Curio of the day is this package called Don’t Drum for Other Girls (SEED RECORDS SEEDCD33) which arrived 23 March 2012 in an elaborate screenprinted foldout cover. This was sent to us by the Department of Music at Goldsmiths College in New Cross, and may represent a stage in a music/art student project. It’s credited to a band called Sleeps In Oysters, but they just did the basic music and numerous other creators have been involved in the realisation of this elaborate multi-media package. Luckily I have the latest version of VLC media player which is capable of displaying entire contents of disc in a menu, regardless of their file formats. There are about five original tunes by Sleeps In Oysters and some remixes-reworkings of same by Diasonic, John Oyster, DJ Arctic Roll, Liquid Chris H. and Christ. The songs aren’t much more than basic girl-pop with electro beat trappings and semi-punky guitar chords, with a nondescript girl vocalist intoning the lyrics with very little real passion or expression. As pop songs go, better melodies have been written.

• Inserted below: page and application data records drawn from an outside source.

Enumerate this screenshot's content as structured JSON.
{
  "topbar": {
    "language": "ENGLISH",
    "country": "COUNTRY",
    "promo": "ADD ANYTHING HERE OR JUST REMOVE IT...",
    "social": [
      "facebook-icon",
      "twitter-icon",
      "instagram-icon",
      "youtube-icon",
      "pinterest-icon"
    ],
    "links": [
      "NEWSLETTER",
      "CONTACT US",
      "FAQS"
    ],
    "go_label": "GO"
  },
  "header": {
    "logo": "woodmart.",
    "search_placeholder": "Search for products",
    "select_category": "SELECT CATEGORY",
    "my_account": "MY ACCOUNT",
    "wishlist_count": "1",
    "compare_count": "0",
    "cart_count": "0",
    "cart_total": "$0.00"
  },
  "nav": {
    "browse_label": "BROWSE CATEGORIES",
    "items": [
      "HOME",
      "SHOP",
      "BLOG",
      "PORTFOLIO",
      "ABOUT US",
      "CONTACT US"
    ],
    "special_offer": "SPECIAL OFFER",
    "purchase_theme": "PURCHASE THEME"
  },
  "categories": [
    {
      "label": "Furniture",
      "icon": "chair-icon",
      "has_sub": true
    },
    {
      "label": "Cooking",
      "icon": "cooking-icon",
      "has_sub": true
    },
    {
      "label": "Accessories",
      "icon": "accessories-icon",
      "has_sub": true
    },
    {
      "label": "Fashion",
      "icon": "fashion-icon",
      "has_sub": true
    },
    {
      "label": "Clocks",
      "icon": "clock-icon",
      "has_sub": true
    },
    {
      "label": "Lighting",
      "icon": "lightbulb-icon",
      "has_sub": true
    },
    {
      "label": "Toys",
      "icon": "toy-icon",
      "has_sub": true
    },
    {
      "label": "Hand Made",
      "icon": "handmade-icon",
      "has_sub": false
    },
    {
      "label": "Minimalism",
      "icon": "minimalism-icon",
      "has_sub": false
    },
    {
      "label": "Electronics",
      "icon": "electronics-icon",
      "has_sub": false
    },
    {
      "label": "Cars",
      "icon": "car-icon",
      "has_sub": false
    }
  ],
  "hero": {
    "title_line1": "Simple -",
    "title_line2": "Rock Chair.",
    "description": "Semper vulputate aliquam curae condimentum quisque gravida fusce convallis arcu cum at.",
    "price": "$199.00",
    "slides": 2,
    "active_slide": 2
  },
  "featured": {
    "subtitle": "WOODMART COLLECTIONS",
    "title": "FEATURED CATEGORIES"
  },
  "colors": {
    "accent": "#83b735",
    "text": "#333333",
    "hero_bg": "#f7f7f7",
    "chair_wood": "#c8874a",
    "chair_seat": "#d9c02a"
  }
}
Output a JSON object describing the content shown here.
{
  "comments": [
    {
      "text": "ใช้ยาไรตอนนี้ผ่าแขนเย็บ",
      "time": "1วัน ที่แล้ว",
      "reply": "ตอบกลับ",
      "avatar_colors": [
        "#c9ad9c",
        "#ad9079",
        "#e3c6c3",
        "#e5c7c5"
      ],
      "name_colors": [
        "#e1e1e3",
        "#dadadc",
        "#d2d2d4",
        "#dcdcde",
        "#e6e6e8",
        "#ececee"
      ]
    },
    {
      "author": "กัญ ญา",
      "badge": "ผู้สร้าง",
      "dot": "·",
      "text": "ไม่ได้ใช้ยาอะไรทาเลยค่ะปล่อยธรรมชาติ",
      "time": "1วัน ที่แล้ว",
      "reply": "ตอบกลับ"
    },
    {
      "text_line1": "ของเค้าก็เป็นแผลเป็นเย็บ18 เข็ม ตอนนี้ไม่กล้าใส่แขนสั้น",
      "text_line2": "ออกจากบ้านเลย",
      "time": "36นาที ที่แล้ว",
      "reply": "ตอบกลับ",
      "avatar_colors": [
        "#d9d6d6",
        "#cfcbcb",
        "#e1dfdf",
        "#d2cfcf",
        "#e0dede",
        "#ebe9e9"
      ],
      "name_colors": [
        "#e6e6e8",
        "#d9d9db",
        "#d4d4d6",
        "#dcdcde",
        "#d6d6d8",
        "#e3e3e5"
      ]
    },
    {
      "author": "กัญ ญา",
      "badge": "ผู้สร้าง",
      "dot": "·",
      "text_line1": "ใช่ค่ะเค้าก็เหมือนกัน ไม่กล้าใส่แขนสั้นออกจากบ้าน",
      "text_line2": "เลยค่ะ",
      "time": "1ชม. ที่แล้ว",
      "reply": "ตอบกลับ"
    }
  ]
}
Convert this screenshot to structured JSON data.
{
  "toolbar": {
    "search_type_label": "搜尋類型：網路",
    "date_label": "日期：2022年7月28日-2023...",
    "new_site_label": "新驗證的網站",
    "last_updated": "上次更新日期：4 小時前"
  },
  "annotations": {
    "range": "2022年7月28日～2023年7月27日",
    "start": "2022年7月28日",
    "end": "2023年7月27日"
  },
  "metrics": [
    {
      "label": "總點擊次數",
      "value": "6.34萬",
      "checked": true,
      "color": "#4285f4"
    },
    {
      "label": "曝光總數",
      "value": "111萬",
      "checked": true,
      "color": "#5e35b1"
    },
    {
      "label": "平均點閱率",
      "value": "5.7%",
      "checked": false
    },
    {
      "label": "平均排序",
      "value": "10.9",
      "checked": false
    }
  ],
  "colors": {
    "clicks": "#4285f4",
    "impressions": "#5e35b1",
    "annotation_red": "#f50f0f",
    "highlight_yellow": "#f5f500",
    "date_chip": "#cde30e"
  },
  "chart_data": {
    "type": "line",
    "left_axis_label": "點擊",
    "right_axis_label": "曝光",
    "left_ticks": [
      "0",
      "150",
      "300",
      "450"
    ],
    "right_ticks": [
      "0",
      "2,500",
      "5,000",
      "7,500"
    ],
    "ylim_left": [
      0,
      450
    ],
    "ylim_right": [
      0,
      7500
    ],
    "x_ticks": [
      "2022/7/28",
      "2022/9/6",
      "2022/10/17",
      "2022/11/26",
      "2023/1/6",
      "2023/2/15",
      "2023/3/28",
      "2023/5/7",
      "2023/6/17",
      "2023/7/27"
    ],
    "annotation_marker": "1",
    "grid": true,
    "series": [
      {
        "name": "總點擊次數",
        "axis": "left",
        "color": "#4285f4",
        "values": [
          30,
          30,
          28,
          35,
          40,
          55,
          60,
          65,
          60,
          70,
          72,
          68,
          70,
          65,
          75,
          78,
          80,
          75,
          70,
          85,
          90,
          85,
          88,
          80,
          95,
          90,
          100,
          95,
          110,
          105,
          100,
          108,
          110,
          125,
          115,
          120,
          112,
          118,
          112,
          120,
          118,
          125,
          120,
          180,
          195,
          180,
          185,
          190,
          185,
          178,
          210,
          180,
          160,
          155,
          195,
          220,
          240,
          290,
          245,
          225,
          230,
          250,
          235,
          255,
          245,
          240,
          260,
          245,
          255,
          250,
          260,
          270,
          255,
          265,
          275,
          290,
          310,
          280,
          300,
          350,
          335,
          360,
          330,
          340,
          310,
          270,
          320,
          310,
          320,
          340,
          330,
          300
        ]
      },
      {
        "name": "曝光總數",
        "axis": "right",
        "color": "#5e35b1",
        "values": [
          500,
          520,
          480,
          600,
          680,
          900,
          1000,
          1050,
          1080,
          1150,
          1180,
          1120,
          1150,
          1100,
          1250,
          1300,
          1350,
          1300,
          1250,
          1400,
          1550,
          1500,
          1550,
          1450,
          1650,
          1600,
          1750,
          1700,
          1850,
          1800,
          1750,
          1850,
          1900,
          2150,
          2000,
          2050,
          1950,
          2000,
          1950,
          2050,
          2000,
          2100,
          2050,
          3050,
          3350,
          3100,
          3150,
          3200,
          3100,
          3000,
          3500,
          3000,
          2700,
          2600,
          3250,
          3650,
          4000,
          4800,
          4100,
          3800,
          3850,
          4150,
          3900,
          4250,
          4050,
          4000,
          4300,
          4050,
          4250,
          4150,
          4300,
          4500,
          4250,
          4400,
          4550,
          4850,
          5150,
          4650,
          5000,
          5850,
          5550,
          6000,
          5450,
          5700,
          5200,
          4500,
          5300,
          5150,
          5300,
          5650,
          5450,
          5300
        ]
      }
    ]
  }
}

So far it’s something of a cocktail, but from what I can gather from the press notes which freely invoke everything from post-punk pop to modern-day girl bands, stopping off at Cyndi Lauper and 1980s power pop en route, that is exactly the intention. Oddly enough the reworked versions of the songs are more interesting to my ears; ‘He Drummed Part 2’ strips away almost all the song elements and offers us an attenuated mechanical whine blended with an ambient background tune, while something resembling a mad prepared electric violin is sawn apart with fiendish glee. John Oyster is responsible for that, and also the ‘Son Of Drum Mix’ of the title track which buries the basic tracks in a compressed echo chamber while bringing some insane drum machine tracks to the fore. Curious rather than exciting, but even so it just about manages to demonstrate how conventional pop can be recast as vaguely experimental music. Equally odd is the performance artist The Strangest Pet, who adds a twisted spoken narrative to another version of ‘He Drummed’. Then we come to the moving images segment, which is a pop promo video for the title song made by Carlos Saez of Madrid. It hasn’t improved the song for me much (third hearing in and it’s becoming rather grating) but care has gone into building the colourful pop-art props, and the images of the musicians running around the town dressed as outsize Korg synthesisers have an endearing quality. We also see the artistes inside their cramped cardboard boxes looking almost frantic, trapped, beating against the walls of a cell. The package includes generous number of photos of the video shoot, and the other visual elements are folders of image files – collage artworks created by an English artist LustrousChemistry (i.e. Paul Hearn), who also assembled the hand-made package for the release. A good effort in all, but what is it trying to communicate? The package is an odd mix of banality, cliché and experimentation, and any shared ground between the diverse talents involved is hard to discern. I can’t find the missing pazzazz factor that would make this very mixed package truly lift off for me. There may be some intended ironic subtext about pop music, but it’s nothing like as coherent as (say) X-Ray Spex, Bow Wow Wow, ABC or even Sigue Sigue Sputnik.